If you haven’t already, I suggest reading the first part of this article before delving into this one, just to get familiar with what’s at stake. In this second part, I will first spend some time going over the specifics of the all-new L command also introduced in 5.1.0. Then I will go over how I view the anatomy of Kicks. And then, finally, I will try to get more practical, and give several examples of how to work with LSDJ 5.1.0 and above to utilize all these new features to the fullest.
Hello beautiful people and thank you for reading Paul’s Tech Talk on The ChipWIN Blog!
Today we’re going to tackle one, if not THE most groundbreaking update that happened to LSDJ in the midst of all its crazy transformations.

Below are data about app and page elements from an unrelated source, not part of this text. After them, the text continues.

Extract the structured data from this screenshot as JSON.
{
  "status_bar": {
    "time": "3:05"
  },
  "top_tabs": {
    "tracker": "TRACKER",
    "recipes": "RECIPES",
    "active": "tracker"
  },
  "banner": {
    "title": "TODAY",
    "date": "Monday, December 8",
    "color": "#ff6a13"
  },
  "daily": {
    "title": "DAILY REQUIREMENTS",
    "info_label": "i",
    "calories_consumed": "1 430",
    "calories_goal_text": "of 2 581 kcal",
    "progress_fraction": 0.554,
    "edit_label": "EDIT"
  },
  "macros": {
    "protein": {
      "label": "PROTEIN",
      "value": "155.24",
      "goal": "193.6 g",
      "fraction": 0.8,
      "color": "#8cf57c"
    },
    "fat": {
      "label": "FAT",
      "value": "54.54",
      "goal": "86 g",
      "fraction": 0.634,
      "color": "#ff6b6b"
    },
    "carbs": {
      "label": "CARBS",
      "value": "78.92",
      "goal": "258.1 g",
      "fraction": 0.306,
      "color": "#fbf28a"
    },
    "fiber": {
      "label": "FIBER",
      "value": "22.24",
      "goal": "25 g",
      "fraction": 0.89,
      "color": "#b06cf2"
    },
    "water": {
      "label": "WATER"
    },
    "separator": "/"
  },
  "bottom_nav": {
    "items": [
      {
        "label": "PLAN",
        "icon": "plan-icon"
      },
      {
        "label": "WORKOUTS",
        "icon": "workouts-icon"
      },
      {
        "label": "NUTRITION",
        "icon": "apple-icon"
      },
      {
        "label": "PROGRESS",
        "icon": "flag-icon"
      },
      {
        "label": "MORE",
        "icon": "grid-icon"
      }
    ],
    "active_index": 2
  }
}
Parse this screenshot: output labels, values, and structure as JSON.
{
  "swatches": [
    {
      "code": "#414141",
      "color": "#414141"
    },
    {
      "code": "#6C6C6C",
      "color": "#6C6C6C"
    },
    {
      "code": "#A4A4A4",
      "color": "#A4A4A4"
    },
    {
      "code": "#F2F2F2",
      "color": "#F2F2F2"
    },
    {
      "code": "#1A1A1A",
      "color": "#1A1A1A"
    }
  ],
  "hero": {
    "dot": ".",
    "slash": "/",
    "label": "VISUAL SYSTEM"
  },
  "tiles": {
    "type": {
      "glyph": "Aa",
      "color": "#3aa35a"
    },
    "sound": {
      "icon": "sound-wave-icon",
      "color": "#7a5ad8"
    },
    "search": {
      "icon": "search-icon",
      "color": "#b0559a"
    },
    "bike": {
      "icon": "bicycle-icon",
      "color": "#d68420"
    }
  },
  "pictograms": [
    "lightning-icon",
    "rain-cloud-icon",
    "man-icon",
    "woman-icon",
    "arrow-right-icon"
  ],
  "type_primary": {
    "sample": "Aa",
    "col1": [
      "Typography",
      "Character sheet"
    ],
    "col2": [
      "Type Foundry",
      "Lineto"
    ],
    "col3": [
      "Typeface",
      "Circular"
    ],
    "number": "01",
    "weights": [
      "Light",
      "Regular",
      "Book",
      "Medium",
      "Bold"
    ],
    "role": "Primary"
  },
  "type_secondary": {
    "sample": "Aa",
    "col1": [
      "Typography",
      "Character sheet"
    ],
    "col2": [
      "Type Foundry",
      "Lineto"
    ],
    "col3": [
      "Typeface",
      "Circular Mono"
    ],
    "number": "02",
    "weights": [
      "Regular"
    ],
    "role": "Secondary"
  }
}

With 5.1.0, Johan Kotlinski decided to rewrite the entire pitch behaviour in LSDJ from scratch. For the sake of this article I’m going to try and keep an unbiased point of view. Even though I am pretty partial to the newer versions, I still use the older ones as well. But it’s safe to say that this update was probably the most controversial of all, and it ruffled a few feathers in the community.
In music in general, but more particularly from a software perspective in LSDJ, Pitch is a solid foundation on which a lot of elements are built. And even though LSDJ is a shining example of software ergonomics and accessible design, its complexity still gives it a bit of a learning curve. The 5.1.0 update shook things up so much that artists would either have to relearn a lot of tried-and-true techniques that would now work just as well but very differently, or refrain from upgrading altogether, deliberately missing out on later updates and bug fixes.
Long story short, for a lot of people, upgrading to 5.1.0 and above would break songs from older versions and render quite a few staple sound design techniques obsolete. Let’s take a quick look at what has changed and get a better grasp of the situation.
Hello people and thank you for once again reading Paul’s Tech Talk on the ChipWIN Blog!
Today we’re going to finish the two-part article about LSDJ version 5.0.0 and the wonderful new Commands it came with. Last time, we delved into the new possibilities offered by the Pulse [F]inetune Command, so don’t hesistate to read that one first if you haven’t already!
Today, we will focus on the upgraded W command, which can now control WAV channel instruments. Buckle up!
Just like the pre-5.0.0 F command, W already existed in LSDJ before. It was a very handy command that used to work only in the Pulse channel and controlled Pulse [W]idth Modulation (or PWM for uppity initiates, pronounce “Pwuhmmm”). Even though the Pulse channel Width parameter was only limited to 4 values, (12.5%, 25%, and 50%, with 75% being the inverse phase twin of 25%), being able to control it thanks to the W command opened up a lot of bleepy sound design possibilities. Using and abusing this command has always been, as far as I can remember, a staple of the LSDJ workflow.
Cycling through the 4 Pulse Width settings
But we’re not here today to talk about Pulse channels. These have been thoroughly accounted for last time already. Time for the Wave channel to shine! As true as it may be for the distinctive squarewave sound of the Game Boy Pulse channels, LSDJ probably wouldn’t have been nearly as popular if it didn’t allow us to tap into the nigh-infinite power of the Wave channel.
Hello people, Paul here for a new issue of LSDJ Tech Talk. Today we’re going to look back on LSDJ version 5.0.0 and all the good things it’s brought to the table. Buckle up!
With 5.0.0, the big round number started garnering interest in the community and the wave of updates got more and more feedback. Funnily enough, despite being a big round 5.0 and even though this version introduced some pretty nice upgrades, it wasn’t yet significative of the complete overhaul that was still in the making. Johan K just happens to add +0.0.1 to every new version, regardless of how big the changes are. BAMBOOZLED!
Don’t get me wrong, those upgrades were big too, very useful and very anticipated. It’s not everyday that LSDJ gains 2 new Commands to play with!
In today’s article, we’ll mainly talk about the upgraded F command.
For more accurate info on how LSDJ commands work, have yourself a big ol’ cup of RTFM and click HERE, for all relevant version manuals.